A few more things about the baseball career of Casey Cox: he was managed by three baseball greats – Gil Hodges, Ted Williams and Ralph Houk; he had his career year in 1969 when he was 12-7 with a 2.78 ERA, making 13 starts in 52 games; and some excellent hitters like Carlton Fisk and Rod Carew had .143 career batting averages against him.
The other thing I think about when I remember Casey Cox is that he wore #29 and if you follow Yankee history, you know that there is not much longevity associated with guys who wear #29 on the back of their pinstripes. Of the 55 Yankees who have worn #29, the only one to last more than a few seasons were Francisco Cervelli, Mike Stanton, Gerald Williams, Catfish Hunter, and Charlie Silvera. Casey originally wore #39, but he wanted #29, which was his number on the Senators and the Rangers. That switch came about because Sudden Sam McDowell, who was #39, wanted #48. Before Sudden Sam, the number was worn by a succession of one-season guys: Wade Blasingame (1972), Jim Hardin (1971), Mike McCormick (1970), Rocky Colavito (1968), Bill Henry (1966), Bobby Tiefenauer (1965), Mike Jurewicz (1965), Tom Metcalf (1963), Hal Brown (1962), Earl Torgeson (1961), Duke Maas (1961), and Hal Stowe (1960). After Casey was traded, #29 was assigned to Tom Buskey, who wore it from April 1973 until April 1974, when he and I were traded to Cleveland; and then Dick Woodson for the rest of that season. Then Catfish came in 1975. Later came short-term Yankees like Dave Collins, Paul Zuvella, Al Holland, Luis Aquayo, Dave LaPoint, Mike Humphreys, Ricky Bones, Bubba Trammel, Tony Clark, Tim Redding, Felix Escalona, Octavio Dotel, Kei Igawa, Cody Ransom, Xavier Nady, Anthony Claggett, and Rafael Soriano. So the best I can say is Good Luck to David Carpenter.
I’m going to try something called Monument Monday, as a weekly tribute to the Pitchers I knew during my baseball career.

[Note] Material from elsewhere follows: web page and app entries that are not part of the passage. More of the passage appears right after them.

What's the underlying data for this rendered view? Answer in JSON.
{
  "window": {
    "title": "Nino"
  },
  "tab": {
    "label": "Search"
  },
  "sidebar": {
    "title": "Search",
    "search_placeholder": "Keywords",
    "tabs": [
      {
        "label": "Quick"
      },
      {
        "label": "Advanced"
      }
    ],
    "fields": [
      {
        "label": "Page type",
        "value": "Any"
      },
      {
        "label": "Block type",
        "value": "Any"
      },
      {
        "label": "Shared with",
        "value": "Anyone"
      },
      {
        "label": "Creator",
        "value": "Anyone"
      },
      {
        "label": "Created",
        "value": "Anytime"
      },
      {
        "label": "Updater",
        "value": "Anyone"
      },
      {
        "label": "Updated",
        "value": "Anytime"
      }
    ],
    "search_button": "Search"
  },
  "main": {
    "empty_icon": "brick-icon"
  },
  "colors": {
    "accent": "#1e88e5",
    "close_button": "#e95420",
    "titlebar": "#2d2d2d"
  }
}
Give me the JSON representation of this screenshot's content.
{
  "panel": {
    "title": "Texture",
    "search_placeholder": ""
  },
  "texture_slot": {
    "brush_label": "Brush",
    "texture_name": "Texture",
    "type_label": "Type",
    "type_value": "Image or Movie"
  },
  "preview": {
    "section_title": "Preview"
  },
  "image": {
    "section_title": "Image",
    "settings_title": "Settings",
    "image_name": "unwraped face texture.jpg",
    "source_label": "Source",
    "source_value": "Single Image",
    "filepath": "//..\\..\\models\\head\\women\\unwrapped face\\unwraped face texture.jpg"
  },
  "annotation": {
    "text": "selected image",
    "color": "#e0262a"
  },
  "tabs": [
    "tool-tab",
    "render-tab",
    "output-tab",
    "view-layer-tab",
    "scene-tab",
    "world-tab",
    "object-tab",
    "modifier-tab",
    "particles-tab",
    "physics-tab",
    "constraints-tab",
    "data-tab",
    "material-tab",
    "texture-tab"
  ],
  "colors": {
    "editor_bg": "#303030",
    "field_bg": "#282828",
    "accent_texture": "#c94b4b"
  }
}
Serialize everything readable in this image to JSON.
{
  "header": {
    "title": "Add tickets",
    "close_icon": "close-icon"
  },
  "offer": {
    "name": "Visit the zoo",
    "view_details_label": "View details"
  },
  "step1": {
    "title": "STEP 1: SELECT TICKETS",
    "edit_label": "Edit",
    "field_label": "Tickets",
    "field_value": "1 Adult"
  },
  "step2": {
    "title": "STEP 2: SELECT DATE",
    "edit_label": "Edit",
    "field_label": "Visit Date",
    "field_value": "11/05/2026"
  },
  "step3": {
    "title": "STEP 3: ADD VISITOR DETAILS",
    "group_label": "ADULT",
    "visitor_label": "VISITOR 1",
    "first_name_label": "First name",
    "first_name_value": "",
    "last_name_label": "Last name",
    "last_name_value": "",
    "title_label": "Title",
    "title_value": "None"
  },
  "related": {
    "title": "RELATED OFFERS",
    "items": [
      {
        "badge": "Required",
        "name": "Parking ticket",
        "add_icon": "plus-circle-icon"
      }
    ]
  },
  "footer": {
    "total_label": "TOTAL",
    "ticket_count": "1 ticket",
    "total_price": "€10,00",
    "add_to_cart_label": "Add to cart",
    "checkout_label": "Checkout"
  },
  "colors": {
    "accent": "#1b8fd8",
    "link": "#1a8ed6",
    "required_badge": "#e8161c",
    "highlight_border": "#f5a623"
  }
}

One of the greatest things about being a young ballplayer is that sometimes you get to actually play on a team with some of the guys you followed as a kid. Pedro Ramos was a good pitcher and would have done better if he had played for a better team. But the Washington Senators of the mid-to-late 1950’s finished last in the American League for four of the six years he played there, so his stats don’t really do the man justice. He was in Cleveland for two years (another bottom half AL club) and came to the Yankees during the 1964 Pennant race. Always a starter, the Yankees used him in relief; I hesitate to call him a closer, because pitchers threw more complete games than they do today. During my rookie year, 1966, Pedro pitched in 52 games – pretty amazing for one guy to pitch almost 1/3 of the games — had a 3.61 ERA and struck out 58 batters in 89 innings.
I think the first time he relieved me on the mound was on May 22, 1966, the second game of a double header against his old team the Minnesota Twins, at Yankee Stadium. I wasn’t pitching badly – I had only given up two hits before Tony Oliva tripled to lead off the 4th and Bob Allison hit a sacrifice fly to Mickey Mantle in CF, and we were losing 1-0. Elston Howard doubled to left to lead off the 8th and Hector Lopez pinch hit for me. Ralph Houk put Horace Clarke in to run for Ellie, and Hoss was able to get to second after Hector hit a deep shot to center. Hoss scored on Roy White’s single, tying the game. White advanced to second on Bobby Richardson’s hit, and scored on Joe Pepitone’s double to left.
Pedro came in to pitch the 9th, got Rich Rollins to ground out, and struck out Sandy Valdespino and Russ Nixon. That was my third career win, a 2-1 victory over the Twins, and I’ll always be grateful for Pedro for that and for his friendship.